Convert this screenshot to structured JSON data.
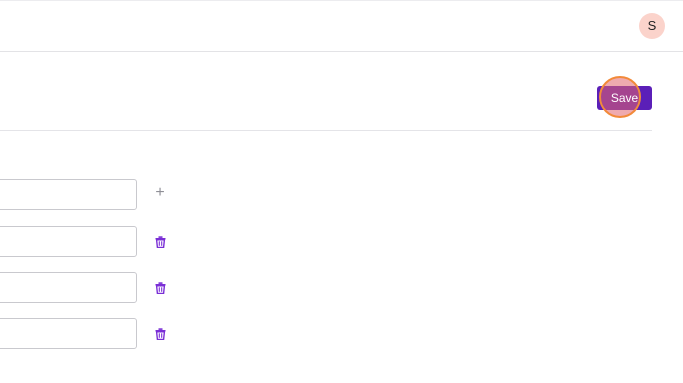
{
  "header": {
    "avatar_initial": "S"
  },
  "toolbar": {
    "save_label": "Save"
  },
  "form": {
    "rows": [
      {
        "value": "",
        "action_icon": "plus-icon"
      },
      {
        "value": "",
        "action_icon": "trash-icon"
      },
      {
        "value": "",
        "action_icon": "trash-icon"
      },
      {
        "value": "",
        "action_icon": "trash-icon"
      }
    ]
  },
  "colors": {
    "primary": "#5b1fb8",
    "delete_icon": "#7a2fd6",
    "avatar_bg": "#fbd3cb",
    "focus_ring": "#f28a3a"
  }
}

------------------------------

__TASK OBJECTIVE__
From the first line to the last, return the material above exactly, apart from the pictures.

__ANSWER BOX__
Convert this screenshot to structured JSON data.
{
  "header": {
    "avatar_initial": "S"
  },
  "toolbar": {
    "save_label": "Save"
  },
  "form": {
    "rows": [
      {
        "value": "",
        "action_icon": "plus-icon"
      },
      {
        "value": "",
        "action_icon": "trash-icon"
      },
      {
        "value": "",
        "action_icon": "trash-icon"
      },
      {
        "value": "",
        "action_icon": "trash-icon"
      }
    ]
  },
  "colors": {
    "primary": "#5b1fb8",
    "delete_icon": "#7a2fd6",
    "avatar_bg": "#fbd3cb",
    "focus_ring": "#f28a3a"
  }
}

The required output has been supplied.